When asked what her greatest fear is, Lauren’s answer is simple: failure. “Even when I was working at a job I didn't love, I never felt like a failure,” she says. “As the leader of my own company, there’s always a fear that I might fail. I’m also afraid that, if it's not working out in the future, I wouldn’t be strong enough to say, ‘It's time to close the doors.” When it comes to big, strategic decisions, she worries about making the right ones and wonders if she’ll regret certain choices down the line. “As an entrepreneur, I think it’s common to experience a lot of self­-doubt,” she says.

7. You'll learn a lot about yourself

“Since leaving my job to work on Career Contessa, I’m realizing that my key strength is being a connector,” says Lauren.
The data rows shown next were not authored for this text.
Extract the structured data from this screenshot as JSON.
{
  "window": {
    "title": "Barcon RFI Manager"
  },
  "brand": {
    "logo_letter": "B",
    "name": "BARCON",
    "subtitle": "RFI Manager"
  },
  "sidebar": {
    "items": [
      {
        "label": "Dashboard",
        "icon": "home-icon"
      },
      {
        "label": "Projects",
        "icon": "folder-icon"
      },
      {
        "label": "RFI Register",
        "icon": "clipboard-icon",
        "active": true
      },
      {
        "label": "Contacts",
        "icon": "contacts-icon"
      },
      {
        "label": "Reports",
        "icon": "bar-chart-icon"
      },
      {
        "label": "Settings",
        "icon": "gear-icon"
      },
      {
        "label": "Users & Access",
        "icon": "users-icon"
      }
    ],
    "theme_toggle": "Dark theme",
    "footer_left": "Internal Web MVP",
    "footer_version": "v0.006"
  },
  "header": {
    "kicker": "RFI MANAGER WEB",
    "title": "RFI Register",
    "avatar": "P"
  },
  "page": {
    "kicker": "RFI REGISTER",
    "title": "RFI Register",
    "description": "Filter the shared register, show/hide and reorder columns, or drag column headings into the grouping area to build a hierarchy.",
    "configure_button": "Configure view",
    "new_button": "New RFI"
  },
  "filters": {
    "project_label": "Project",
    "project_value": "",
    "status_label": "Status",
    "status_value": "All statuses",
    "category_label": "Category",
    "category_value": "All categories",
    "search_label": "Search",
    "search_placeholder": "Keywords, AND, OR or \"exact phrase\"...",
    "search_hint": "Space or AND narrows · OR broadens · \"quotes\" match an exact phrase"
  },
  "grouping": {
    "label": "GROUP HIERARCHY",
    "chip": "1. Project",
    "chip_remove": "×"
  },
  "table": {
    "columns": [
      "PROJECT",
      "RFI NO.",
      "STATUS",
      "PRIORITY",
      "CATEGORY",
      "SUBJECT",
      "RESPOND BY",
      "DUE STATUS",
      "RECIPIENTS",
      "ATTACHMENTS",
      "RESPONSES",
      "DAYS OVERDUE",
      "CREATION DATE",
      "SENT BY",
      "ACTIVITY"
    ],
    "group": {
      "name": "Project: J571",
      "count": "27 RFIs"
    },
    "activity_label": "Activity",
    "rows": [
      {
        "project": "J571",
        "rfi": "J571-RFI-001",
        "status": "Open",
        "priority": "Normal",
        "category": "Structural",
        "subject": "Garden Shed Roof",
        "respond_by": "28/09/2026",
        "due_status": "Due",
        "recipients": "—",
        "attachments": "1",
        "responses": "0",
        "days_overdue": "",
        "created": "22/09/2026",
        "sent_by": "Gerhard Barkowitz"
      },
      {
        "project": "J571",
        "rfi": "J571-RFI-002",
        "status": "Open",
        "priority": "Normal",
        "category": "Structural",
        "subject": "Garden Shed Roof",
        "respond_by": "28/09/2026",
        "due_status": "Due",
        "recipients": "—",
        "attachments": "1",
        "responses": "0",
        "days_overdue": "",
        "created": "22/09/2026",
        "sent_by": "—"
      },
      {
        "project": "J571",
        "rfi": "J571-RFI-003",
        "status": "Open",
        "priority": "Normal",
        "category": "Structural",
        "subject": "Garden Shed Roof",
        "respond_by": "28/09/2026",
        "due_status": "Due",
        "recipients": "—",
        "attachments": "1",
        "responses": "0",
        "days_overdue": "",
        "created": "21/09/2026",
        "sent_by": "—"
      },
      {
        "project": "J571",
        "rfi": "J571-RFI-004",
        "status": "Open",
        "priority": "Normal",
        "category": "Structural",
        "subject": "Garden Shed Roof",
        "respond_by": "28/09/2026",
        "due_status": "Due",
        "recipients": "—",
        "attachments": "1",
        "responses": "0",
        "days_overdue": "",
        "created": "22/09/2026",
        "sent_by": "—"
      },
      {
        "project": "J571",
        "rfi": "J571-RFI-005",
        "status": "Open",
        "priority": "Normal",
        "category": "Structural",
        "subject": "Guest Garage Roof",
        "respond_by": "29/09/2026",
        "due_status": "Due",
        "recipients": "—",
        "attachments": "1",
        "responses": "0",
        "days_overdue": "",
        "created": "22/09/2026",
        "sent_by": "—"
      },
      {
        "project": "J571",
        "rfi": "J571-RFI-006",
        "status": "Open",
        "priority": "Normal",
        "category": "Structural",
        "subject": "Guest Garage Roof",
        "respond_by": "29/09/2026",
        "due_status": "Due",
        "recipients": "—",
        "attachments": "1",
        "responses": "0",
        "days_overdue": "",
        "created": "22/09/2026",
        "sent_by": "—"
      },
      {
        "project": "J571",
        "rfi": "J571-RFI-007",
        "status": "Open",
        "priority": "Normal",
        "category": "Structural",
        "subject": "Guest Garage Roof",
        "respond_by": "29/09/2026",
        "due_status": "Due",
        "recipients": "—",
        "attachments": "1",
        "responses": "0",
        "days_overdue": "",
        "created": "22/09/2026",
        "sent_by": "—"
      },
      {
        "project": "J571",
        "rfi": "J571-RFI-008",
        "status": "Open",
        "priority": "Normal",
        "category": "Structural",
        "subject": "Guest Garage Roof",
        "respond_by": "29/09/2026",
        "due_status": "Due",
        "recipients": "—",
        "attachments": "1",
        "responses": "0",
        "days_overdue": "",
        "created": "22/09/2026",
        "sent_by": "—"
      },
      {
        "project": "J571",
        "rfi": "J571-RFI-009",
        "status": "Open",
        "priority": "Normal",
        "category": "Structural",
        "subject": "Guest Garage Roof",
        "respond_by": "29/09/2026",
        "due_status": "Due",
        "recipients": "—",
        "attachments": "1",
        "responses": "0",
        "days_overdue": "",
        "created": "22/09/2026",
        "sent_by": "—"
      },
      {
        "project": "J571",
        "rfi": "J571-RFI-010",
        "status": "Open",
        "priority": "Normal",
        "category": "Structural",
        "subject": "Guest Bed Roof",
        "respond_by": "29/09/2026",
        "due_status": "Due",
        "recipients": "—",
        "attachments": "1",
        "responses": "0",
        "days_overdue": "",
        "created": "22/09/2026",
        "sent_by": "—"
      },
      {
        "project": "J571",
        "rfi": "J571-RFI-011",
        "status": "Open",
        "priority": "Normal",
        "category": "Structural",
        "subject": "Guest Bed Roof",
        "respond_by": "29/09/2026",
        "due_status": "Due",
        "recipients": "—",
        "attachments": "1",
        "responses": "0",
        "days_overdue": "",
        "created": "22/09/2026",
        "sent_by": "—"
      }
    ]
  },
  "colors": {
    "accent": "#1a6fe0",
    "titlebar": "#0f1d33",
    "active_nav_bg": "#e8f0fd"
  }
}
In November, she launched a one-­on-one career counseling service called Hire a Mentor.

Informational interviews had been so important to Lauren’s own success that she wanted to create a scalable, affordable, accessible program that provided those resources to other millennial women. “I was able to find mentors who loved what I was building and wanted to be part of it,” she says. “That was an ah--ha moment for me. It’s a good sign when talented people want to be part of your project, and I realized that I'm a dot-­connector—I can always figure out how to get from point A to point B.” Get more insights from Lauren—she shared her favorite habits that’ll make you smarter.



Image courtesy of Ivanka Trump. Illustration by Jonny Ruzzo